Copy each entry below exactly as it reads.

┌────────

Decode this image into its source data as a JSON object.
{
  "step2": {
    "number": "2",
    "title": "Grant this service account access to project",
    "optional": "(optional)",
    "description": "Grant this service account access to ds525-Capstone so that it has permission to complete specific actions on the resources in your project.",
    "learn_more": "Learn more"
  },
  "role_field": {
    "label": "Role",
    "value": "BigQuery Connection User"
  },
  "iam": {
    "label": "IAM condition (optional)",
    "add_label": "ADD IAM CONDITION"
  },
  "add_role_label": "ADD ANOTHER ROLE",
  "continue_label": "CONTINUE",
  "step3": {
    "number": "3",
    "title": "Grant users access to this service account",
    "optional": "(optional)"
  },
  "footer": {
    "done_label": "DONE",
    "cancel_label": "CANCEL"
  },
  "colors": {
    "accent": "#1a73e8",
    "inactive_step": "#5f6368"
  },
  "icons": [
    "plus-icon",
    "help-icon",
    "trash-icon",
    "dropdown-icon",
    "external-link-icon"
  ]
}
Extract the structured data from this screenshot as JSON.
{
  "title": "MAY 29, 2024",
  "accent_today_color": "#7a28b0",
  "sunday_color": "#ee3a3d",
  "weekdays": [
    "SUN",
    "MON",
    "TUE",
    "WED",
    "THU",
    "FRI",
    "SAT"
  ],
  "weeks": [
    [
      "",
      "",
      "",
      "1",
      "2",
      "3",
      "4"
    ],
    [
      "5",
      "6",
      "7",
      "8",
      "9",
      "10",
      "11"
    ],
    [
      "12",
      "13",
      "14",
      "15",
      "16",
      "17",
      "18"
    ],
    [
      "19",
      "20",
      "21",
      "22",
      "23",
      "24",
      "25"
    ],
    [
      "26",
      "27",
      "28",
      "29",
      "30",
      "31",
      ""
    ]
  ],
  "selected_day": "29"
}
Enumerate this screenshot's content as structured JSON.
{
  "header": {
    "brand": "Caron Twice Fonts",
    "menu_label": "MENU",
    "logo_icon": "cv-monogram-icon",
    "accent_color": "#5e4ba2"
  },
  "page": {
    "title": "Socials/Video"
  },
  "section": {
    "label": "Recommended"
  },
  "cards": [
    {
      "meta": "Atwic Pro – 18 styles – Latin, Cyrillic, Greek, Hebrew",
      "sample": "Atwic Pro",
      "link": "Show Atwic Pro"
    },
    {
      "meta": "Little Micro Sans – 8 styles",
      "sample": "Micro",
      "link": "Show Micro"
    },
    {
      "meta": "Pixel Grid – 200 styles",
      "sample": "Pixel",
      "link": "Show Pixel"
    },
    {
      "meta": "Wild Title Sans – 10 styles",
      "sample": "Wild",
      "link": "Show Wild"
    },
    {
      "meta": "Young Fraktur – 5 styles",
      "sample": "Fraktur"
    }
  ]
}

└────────

#### [Result of this exercise]
Decode this image into its source data as a JSON object.
{
  "step2": {
    "number": "2",
    "title": "Grant this service account access to project",
    "optional": "(optional)",
    "description": "Grant this service account access to ds525-Capstone so that it has permission to complete specific actions on the resources in your project.",
    "learn_more": "Learn more"
  },
  "role_field": {
    "label": "Role",
    "value": "BigQuery Connection User"
  },
  "iam": {
    "label": "IAM condition (optional)",
    "add_label": "ADD IAM CONDITION"
  },
  "add_role_label": "ADD ANOTHER ROLE",
  "continue_label": "CONTINUE",
  "step3": {
    "number": "3",
    "title": "Grant users access to this service account",
    "optional": "(optional)"
  },
  "footer": {
    "done_label": "DONE",
    "cancel_label": "CANCEL"
  },
  "colors": {
    "accent": "#1a73e8",
    "inactive_step": "#5f6368"
  },
  "icons": [
    "plus-icon",
    "help-icon",
    "trash-icon",
    "dropdown-icon",
    "external-link-icon"
  ]
}
Extract the structured data from this screenshot as JSON.
{
  "title": "MAY 29, 2024",
  "accent_today_color": "#7a28b0",
  "sunday_color": "#ee3a3d",
  "weekdays": [
    "SUN",
    "MON",
    "TUE",
    "WED",
    "THU",
    "FRI",
    "SAT"
  ],
  "weeks": [
    [
      "",
      "",
      "",
      "1",
      "2",
      "3",
      "4"
    ],
    [
      "5",
      "6",
      "7",
      "8",
      "9",
      "10",
      "11"
    ],
    [
      "12",
      "13",
      "14",
      "15",
      "16",
      "17",
      "18"
    ],
    [
      "19",
      "20",
      "21",
      "22",
      "23",
      "24",
      "25"
    ],
    [
      "26",
      "27",
      "28",
      "29",
      "30",
      "31",
      ""
    ]
  ],
  "selected_day": "29"
}
Enumerate this screenshot's content as structured JSON.
{
  "header": {
    "brand": "Caron Twice Fonts",
    "menu_label": "MENU",
    "logo_icon": "cv-monogram-icon",
    "accent_color": "#5e4ba2"
  },
  "page": {
    "title": "Socials/Video"
  },
  "section": {
    "label": "Recommended"
  },
  "cards": [
    {
      "meta": "Atwic Pro – 18 styles – Latin, Cyrillic, Greek, Hebrew",
      "sample": "Atwic Pro",
      "link": "Show Atwic Pro"
    },
    {
      "meta": "Little Micro Sans – 8 styles",
      "sample": "Micro",
      "link": "Show Micro"
    },
    {
      "meta": "Pixel Grid – 200 styles",
      "sample": "Pixel",
      "link": "Show Pixel"
    },
    {
      "meta": "Wild Title Sans – 10 styles",
      "sample": "Wild",
      "link": "Show Wild"
    },
    {
      "meta": "Young Fraktur – 5 styles",
      "sample": "Fraktur"
    }
  ]
}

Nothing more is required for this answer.